How to Grow Stargazer Lilies
The easy-to-grow Stargazer lily has fragrant, bold blooms and is undoubtedly the most popular lily to grow.
Stargazer lily was a game changer when it was introduced to the garden industry in the mid-1970s. This hybrid lily gained its name and fame from its cheerful blooms that face the sky. This was a significant improvement over previous oriental lilies with their downward facing blooms that left a somber impression of wilting. With its striking colors and a sweet fragrance, it's clear why Stargazer is now one of the most popular oriental lilies.
'Yellow Diamond' Lily (Longiflorum Asiatic hybrid)
Lilies light up the summer garden with their blooms. Like this 'Yellow Diamond' variety, most flower for several weeks. Later, the bulbs need a little TLC to build up energy for next year's show. Luckily, their after-care is surprisingly easy, says Tim Crockenberg, head grower for Stargazer Barn, a source for fresh-cut flowers, wines, confections and other products.
Types of Stargazer Lily
Stargazer lilies now come in three different colors. All three are similar in size and fragrance and share the upright flowering habit. ‘Stargazer’ is the original, the most colorful and the most readily available of the three. Its flower petals are white at the margins, intensifying to deep pink toward the center, with red freckles near the throat of the flower. The ‘Golden Stargazer’ lily is medium to deep golden yellow with reddish freckles and the ‘White Stargazer’ lily is pure white.
'White Cup' Oriental Lily
As Crockenberg says, "Caring for lilies after they bloom is pretty straightforward." Lilies like 'White Cup' are started in a nutrient-rich soil mix in "rooting coolers" where the cool, moist conditions signal them it's time to grow. In home gardens, spring weather has the same effect.
Stargazer Lily (Lilium oriental ‘Stargazer’, ‘Golden Stargazer’ and ‘White Stargazer’)
- Zones: 3 to 9
- Height: 30" to 36"
- Spread: 8" to 12"
- Bloom Time: Mid to late summer
- Bloom Description: Fragrant; six large, overlapping, slightly recurved petals; large bowl-shaped flowers have an upward-facing posture
- Sun: Full sun to partial shade
- Water: Medium
How to Use Stargazer Lily
Stargazer lilies are easy to grow perennials that work well in hot, dry areas where needy plants may struggle. They fit easily into both formal and cottage garden designs. Use them as tall accents in middle or rear layers of perennial borders. To extend the bloom season for your garden, interplant them with peonies, dahlias and gladiolus; or mix them with anise hyssop, tall phlox and black-eyed Susan for a summertime show-stopper. In addition to the pop of color in your garden, they make beautiful cut flowers.
How to Grow Stargazer Lily

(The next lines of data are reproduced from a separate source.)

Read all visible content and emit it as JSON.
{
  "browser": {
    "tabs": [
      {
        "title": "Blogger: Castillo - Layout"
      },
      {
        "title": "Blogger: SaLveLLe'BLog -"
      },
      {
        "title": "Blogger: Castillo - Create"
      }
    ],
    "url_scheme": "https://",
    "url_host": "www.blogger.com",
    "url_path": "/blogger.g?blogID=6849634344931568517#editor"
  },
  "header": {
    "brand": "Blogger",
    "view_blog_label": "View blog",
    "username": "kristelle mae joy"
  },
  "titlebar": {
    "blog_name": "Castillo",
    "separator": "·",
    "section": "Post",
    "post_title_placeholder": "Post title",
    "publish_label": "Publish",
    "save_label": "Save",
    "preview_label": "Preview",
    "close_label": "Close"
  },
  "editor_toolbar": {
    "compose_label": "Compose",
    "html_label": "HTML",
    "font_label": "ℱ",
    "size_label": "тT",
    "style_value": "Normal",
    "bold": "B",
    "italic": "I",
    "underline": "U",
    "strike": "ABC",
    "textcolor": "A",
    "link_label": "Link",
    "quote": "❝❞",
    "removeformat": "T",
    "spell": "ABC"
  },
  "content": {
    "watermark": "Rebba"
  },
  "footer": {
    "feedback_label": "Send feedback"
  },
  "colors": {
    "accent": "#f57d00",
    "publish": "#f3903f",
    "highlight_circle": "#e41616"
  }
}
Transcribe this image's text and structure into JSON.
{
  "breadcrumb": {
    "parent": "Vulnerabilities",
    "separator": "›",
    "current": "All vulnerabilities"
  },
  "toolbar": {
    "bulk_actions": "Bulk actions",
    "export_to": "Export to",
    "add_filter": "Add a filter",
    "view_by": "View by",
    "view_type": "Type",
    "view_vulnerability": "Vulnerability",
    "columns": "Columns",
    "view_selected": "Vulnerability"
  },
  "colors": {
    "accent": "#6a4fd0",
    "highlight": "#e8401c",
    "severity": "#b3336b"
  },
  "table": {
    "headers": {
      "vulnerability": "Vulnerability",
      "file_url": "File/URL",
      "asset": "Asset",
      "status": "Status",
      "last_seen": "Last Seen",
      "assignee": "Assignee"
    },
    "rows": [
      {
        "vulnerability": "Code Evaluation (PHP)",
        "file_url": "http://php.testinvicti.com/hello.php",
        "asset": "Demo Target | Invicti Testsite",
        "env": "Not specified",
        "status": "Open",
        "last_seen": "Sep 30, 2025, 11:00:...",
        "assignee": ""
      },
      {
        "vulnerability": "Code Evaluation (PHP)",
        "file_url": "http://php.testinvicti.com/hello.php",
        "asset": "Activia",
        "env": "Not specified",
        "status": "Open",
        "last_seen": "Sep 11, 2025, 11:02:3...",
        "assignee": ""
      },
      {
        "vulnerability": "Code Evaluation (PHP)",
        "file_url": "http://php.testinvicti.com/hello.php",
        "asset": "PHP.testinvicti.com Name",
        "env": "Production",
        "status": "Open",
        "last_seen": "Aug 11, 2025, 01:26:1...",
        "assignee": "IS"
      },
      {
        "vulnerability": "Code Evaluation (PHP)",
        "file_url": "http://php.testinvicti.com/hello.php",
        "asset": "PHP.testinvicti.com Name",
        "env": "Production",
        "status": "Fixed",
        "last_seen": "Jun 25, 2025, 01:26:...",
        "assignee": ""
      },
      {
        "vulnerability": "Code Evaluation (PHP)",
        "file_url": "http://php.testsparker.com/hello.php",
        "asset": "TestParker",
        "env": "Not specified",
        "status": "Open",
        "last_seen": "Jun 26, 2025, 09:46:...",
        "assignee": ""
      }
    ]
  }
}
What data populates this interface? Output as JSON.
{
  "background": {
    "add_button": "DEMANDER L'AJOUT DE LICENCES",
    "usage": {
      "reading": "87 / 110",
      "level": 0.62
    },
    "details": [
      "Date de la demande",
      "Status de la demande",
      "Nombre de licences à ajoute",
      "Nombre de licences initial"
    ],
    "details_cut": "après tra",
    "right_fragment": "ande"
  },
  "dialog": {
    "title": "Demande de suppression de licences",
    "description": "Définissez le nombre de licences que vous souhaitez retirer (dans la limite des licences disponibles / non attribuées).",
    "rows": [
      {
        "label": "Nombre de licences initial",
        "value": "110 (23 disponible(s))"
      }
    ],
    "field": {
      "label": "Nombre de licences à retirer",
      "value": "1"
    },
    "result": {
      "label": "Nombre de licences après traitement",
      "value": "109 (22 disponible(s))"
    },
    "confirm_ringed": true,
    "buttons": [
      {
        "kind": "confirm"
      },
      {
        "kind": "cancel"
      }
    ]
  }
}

The proper planting time is spring or fall. In a sunny garden bed with well-drained soil, plant clusters of three or five bulbs 4 to 6 inches deep, spaced 6" to 8" apart. Plant the root side of the bulb down, pointy side up. Allow at least 12" to 14" between clusters. When the plants emerge from the soil in spring, feed with 10-10-10 fertilizer. Water deeply if the soil becomes dry. After bloom time, wait for the stems to turn yellow before cutting the plants to the ground for winter.
Propagating Stargazer Lily
Stargazer lilies are bulb plants. To propagate them, dig up the bulb after it has gone dormant in fall. Gently separate the small bulbs, or scales, from the main bulb. Plant the separated scales in clusters of three or five, at a depth of 4" to 6". Be sure to plant the root side down with the pointy end of the bulb up.
How to Care for Stargazer Lily
Stargazer lilies have a few pests. Aphids and lily leaf beetles are two insects that can cause unsightly damage. Aphids are small soft-bodied insects, usually found on the bottom sides of leaves and along the stems, that damage the plant while feeding on sap. Lily leaf beetles are reddish in color, and are reminiscent of an elongated ladybug, but without spots. They consume leaves, stems and buds of lily plants. Both are controllable by picking them off the plant by hand or using a contact insecticide in the case of an infestation.
Excessive moisture and high humidity can cause botrytis, a fungus that attacks the foliage and stems, first recognized by white spots on the leaves. Poor soil drainage and warm temperatures can lead to basal rot, a type of root rot that causes streaking and premature yellowing of the plant. Prevent these diseases by planting in well-drained soil and providing plenty of air space between plants.